Beyond his role in the mailroom, Fred has worked at the Stein as well, which is currently undergoing renovations. Opting for a lounge style in Deis After Dark, he implemented a buffet-style service so students would not have to wait long to be served. In the past, he has served as a co-host of the radio show “On the Street,” although he is currently taking a brief hiatus. While hosting the show, he encourages an open dialogue and seeks to hear the diverse perspectives of callers. “Instead of coming in with my opinions and wanting to prove viewers wrong, I want to hear their voices,” a method that he states leads to a more interesting conversation.

Although Fred has served as an inspiration to students, he asserts the impact Brandeis University has had on his life goals as well. “If I had gone to college, Brandeis would have been the place,” he said. Currently hoping to pursue a degree in hospitality, he reflected, “In all honesty, I am inspired by the Brandeis students to do better myself.” Tracing his childhood from the streets of Boston, he notes he never considered college to be a feasible option in the past due to the costs, but now considers higher education an absolute must. “I am almost in awe of the students and what they can do,” he said. Noting the ability of students to apply themselves in their studies, he devised the motto, “Brandeis: play hard, study harder.”

He also noted the recent resignation of Mark Collins, stating, “It is especially sad for me because Collins lived in the city of Boston like I did, he walked some of the same streets I walked, and look how far he’s come. Coming from a tough neighborhood, he still succeeded.”

While Fred has left his mark on Brandeis University through his rapport with students and ability to relate to others, he expresses his gratitude to the university as well.
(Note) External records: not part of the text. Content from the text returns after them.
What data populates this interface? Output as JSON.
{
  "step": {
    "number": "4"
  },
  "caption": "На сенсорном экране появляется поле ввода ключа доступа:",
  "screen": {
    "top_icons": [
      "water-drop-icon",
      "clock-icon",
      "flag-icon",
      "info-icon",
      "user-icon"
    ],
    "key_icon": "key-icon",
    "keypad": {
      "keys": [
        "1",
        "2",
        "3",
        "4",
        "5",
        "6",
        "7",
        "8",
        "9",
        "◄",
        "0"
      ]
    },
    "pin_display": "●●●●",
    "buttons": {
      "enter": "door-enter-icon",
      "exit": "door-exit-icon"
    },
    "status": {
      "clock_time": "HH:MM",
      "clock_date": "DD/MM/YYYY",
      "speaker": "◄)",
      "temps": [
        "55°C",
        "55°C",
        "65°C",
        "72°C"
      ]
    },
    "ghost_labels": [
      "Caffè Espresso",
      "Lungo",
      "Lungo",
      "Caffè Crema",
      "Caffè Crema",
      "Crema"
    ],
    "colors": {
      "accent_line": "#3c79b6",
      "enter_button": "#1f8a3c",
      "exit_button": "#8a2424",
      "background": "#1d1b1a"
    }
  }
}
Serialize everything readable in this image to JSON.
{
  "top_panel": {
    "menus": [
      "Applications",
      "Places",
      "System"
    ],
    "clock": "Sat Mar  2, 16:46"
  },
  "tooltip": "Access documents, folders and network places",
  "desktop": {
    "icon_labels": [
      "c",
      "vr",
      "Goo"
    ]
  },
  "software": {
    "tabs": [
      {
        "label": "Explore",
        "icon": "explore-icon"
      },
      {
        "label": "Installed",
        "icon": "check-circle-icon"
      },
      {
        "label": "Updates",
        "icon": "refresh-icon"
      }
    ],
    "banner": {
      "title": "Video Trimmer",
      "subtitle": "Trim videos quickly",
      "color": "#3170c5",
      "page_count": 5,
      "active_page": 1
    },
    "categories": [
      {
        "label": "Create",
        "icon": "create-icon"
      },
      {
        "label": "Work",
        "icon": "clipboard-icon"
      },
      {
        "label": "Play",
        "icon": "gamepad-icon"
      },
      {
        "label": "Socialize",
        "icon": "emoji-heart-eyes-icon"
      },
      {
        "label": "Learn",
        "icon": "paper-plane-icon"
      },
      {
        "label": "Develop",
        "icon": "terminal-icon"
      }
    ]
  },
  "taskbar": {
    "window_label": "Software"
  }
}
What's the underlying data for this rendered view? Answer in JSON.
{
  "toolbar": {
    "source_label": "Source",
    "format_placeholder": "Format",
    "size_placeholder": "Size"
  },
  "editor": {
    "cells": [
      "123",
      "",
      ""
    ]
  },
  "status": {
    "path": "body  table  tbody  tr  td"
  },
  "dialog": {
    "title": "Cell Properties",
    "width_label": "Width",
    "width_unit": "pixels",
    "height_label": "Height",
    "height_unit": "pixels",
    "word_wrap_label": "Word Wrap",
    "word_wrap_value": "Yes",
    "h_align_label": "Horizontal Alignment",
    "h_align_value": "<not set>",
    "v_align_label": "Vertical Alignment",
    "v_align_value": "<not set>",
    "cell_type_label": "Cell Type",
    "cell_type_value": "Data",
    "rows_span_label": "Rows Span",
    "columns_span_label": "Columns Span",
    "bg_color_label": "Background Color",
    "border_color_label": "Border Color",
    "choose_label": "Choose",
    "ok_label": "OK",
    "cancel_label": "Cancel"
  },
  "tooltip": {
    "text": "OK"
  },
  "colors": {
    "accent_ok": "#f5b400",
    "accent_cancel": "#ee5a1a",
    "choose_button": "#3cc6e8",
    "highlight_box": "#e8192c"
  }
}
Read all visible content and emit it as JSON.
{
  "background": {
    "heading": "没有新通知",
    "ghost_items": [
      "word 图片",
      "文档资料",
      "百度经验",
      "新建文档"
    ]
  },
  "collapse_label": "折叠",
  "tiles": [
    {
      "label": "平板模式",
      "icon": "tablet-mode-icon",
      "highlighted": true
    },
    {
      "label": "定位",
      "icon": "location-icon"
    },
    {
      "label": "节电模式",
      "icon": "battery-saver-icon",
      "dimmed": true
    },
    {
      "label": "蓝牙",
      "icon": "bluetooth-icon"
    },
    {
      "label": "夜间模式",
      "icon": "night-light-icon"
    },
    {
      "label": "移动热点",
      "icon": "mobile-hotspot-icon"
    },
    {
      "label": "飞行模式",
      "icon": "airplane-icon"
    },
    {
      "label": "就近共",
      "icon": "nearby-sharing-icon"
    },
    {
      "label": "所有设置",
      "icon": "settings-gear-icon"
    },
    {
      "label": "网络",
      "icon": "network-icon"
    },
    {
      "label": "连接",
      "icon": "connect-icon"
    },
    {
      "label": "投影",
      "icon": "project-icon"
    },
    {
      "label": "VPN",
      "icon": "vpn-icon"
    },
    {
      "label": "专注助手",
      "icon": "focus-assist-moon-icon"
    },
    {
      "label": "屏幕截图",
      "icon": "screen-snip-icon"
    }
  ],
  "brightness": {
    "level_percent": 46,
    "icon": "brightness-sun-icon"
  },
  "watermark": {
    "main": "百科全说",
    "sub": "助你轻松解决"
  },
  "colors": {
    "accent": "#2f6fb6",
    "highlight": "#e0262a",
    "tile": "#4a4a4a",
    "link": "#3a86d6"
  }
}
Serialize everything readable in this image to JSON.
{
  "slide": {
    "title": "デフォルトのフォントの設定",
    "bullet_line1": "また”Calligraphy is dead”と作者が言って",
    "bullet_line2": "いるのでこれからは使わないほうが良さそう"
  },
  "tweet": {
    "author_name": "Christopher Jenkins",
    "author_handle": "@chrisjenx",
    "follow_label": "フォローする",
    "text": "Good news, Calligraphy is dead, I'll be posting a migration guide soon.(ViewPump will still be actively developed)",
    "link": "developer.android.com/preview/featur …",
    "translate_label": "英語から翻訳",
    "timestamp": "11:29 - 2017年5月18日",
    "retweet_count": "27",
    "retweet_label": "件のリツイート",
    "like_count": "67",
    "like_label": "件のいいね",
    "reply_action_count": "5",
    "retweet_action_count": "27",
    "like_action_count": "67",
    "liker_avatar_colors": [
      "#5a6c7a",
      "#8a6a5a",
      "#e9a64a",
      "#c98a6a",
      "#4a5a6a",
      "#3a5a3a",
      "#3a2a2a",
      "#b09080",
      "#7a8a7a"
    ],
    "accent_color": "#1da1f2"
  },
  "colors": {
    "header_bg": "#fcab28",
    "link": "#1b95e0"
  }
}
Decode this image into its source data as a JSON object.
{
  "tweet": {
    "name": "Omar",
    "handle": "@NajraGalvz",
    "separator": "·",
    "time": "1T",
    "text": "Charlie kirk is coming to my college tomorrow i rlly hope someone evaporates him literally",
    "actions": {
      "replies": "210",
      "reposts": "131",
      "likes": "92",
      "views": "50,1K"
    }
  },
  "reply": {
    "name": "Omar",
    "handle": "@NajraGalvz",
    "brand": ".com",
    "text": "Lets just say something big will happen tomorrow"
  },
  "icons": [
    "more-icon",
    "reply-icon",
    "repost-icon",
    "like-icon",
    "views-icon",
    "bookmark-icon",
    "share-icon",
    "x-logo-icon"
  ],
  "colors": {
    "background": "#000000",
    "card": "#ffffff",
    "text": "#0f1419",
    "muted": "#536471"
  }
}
“I just want to thank the Brandeis community. When I came here, just 28 years old, my mentality then, and my mentality now when I’m 32, has done a complete 180. I’ve seen how seriously Brandeis students take their studies, they make me want to do better,” he said.